‘Take pictures of your “safe space”,’ I said. ‘The place where you feel most happy and comfortable and secure.’
We were three months into a photography project and this was the final homework for the Syrian and Lebanese children living in Beirut. The kids rushed out excitedly, keen to get started.
A week later, when I sat with each child to talk about what they’d photographed and why, it was as if all the pieces of the jigsaw puzzle fell into place.
The aim of the project was for children who have lived through fear, displacement and exclusion to use photography as a means of talking about their lives, and to build confidence in themselves and others.
When I saw that so many of the safe space pictures were of exactly the same things the kids had been snapping all along, I realised that from the start they’d been using photography as a way to focus on the things in life that made them feel good.
The things they wanted to hold dear.
The things they wanted to share with others.

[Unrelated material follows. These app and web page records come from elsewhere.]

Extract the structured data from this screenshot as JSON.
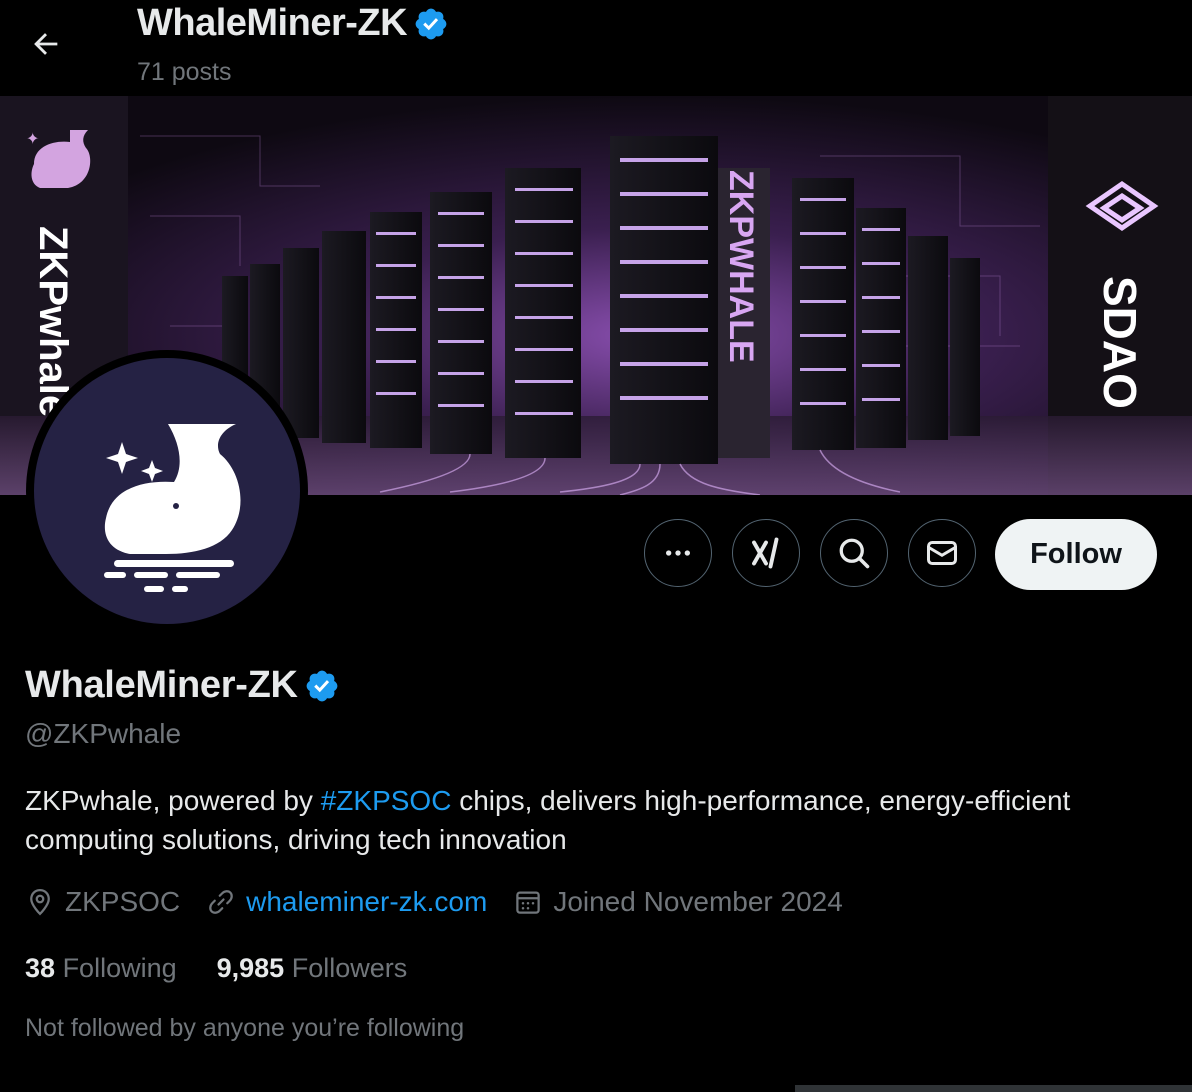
{
  "header": {
    "title": "WhaleMiner-ZK",
    "posts": "71 posts"
  },
  "banner": {
    "left_text": "ZKPwhale",
    "center_text": "ZKPWHALE",
    "right_text": "SDAO"
  },
  "actions": {
    "more": "more-icon",
    "grok": "grok-icon",
    "search": "search-icon",
    "message": "mail-icon",
    "follow_label": "Follow"
  },
  "profile": {
    "display_name": "WhaleMiner-ZK",
    "handle": "@ZKPwhale",
    "bio_before": "ZKPwhale, powered by ",
    "bio_hashtag": "#ZKPSOC",
    "bio_after": " chips, delivers high-performance, energy-efficient computing solutions, driving tech innovation",
    "location": "ZKPSOC",
    "website": "whaleminer-zk.com",
    "joined": "Joined November 2024",
    "following_count": "38",
    "following_label": "Following",
    "followers_count": "9,985",
    "followers_label": "Followers",
    "not_followed": "Not followed by anyone you’re following"
  },
  "colors": {
    "background": "#000000",
    "text_primary": "#e7e9ea",
    "text_secondary": "#71767b",
    "accent": "#1d9bf0",
    "follow_bg": "#eff3f4",
    "avatar_bg": "#252244",
    "banner_glow": "#c77dff"
  }
}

One girl, 14-year-old Stephanie, had taken pictures of old photographs of Syria.
Looking at one photo of the view from her old house, she said: ‘I like this picture, because every house that you see - and even the ones that you don't - I know everyone who lives there by name.’
While she may not be able to visit Syria right now, remembering it comforts her. It’s like the photography has enabled her to step into the picture.
One of the boys, Ali, who is Lebanese, had taken pictures every week of the flat roof of his house and the surrounding view.
It was only when we sat and talked about the roof in terms of the safe space that I came to understand why he had done this over and over again.
The streets aren’t safe, there are few playgrounds, and both home and the Mouvement Social centre are full of people.
As a shy 16-year-old boy from a large family in a poor and insecure area of Beirut, the roof was one of the only spaces where he could be alone and relaxed.
Confidence on display
In the three months we spent together, the children developed photography skills they’re very proud of. They talked about the past and the present in a safe and supportive environment, with a trained counsellor on hand if necessary.
The group became close. They discussed every issue you can think of, from the different treatment of boys and girls to education, freedom, the pressures and problems facing Lebanon – and, of course, Syria.
And they loved seeing the pictures go up online for all to see.
In the final workshop we sat in a circle and looked back on the project together. Everyone was sad that it was coming to an end.
But now we’re excited about the next thing – putting on an exhibition of their stories and pictures in Beirut.
It’s another chance for the children to show the world their talent and resilience - and remind themselves of it in the process.
You can read a longer version of this article, including more about the different pictures the children took for their final assignment, on our Beirut Diaries pages.
How you can help
If you'd like to help us reach more children and vulnerable people who've been affected by the conflict in Syria, you can donate to our Syria Crisis Appeal today.